WASHINGTON—More than two years into the pandemic, U.S. travelers report that gas prices and inflation will impact their summer travel decisions more than concerns about COVID-19, according to a new survey conducted by Morning Consult and commissioned by the American Hotel & Lodging Association.
Memorial Day weekend marks the start of the summer travel season, a traditionally busy time for the hotel industry. And this year, nearly seven in ten U.S. adults (69 percent) report being likely to travel this summer, with 60% percent saying they are likely to take more vacations this year compared to 2020-2021.
New concerns about gas prices and inflation, however, are impacting U.S. travel plans in a variety of ways. Majorities say they are likely to take fewer leisure trips (57 percent) and shorter trips (54 percent) due to current gas prices, while 44 percent are likely to postpone trips, and 33 percent are likely to cancel with no plans to reschedule. Eighty-two percent say gas prices will have at least some impact on their travel destination(s).
The survey of 2,210 adults was conducted between May 18-22, 2022. Other key findings include:

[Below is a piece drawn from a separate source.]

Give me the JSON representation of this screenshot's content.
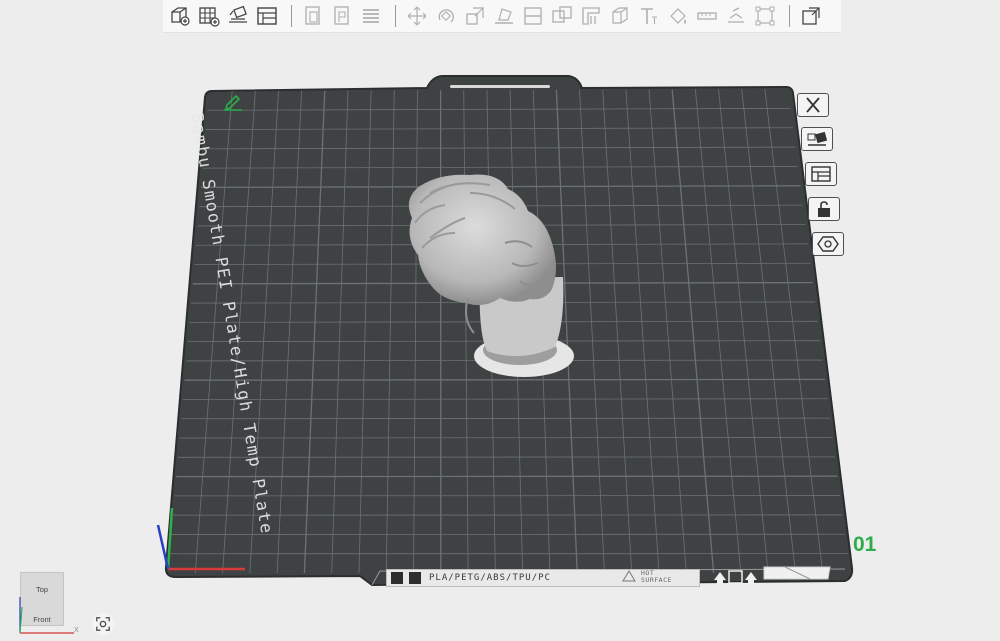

- Sixty-eight percent of U.S. travelers agree they have a greater appreciation for travel because of missed experiences during the COVID-19 pandemic.
- Fifty-seven percent are planning a family vacation this summer, a majority of which plan to stay in a hotel.
- Forty-six percent are likely to travel overnight for a family event such as a wedding, birthday, anniversary, or family reunion.
- Twenty-five percent are likely to travel for Memorial Day, 32 percent for 4th of July, and 27 percent for Labor Day.
- Sixty percent say they are likely to take more vacations this year compared to 2020-2021.
- Sixty percent are likely to attend more indoor gatherings.
- Fifty-seven percent are likely to take longer vacations.
- Fifty-six percent are likely to take trips to farther-away destinations.
- Ninety percent say gas prices are a consideration in deciding whether to travel in the next three months (50 percent major consideration, 23 percent moderate consideration, 17 percent slight consideration, 10 percent not a consideration).
- Eighty-two percent say gas prices will have at least some impact on their travel destination(s) (37 percent major impact, 29 percent moderate impact, 16 percent slight impact, 17 percent no impact).
- Due to current gas prices, 57 percent are likely to take fewer leisure trips, 54 percent are likely to take shorter leisure trips, 44 percent are likely to postpone trips, and 33 percent are likely to cancel with no plans to reschedule.
- Ninety percent say inflation is a consideration in deciding whether to travel in the next three months (39 percent major consideration, 31 percent moderate consideration, 20 percent slight consideration, 10 percent not a consideration).
- Seventy-eight percent of U.S. travelers say that COVID-19 infection rates are a consideration in deciding whether to travel this summer (33 percent major consideration, 23 percent moderate consideration, 22 percent slight consideration, 22 percent not a consideration).
“The pandemic has instilled in most people a greater appreciation for travel, and that’s reflected in the plans Americans are making to get out and about this summer. But just as COVID’s negative impact on travel is starting to wane, a new set of challenges is emerging in the form of historic inflation and record-high gas prices. We will be keeping a close eye on these issues and urging Congress and the administration to do the same in order to help ensure they don’t negatively impact hotels’ continued pandemic recovery,” said Chip Rogers, president and CEO of AHLA.
AHLA recently relaunched its Hospitality is Working campaign with a focus on reigniting travel across the nation and highlighting hotels’ positive economic impact in cities across the country. With travel ramping back up, hotels have embarked on an unprecedented hiring spree to recruit hundreds of thousands of workers for more than 200 hotel career pathways.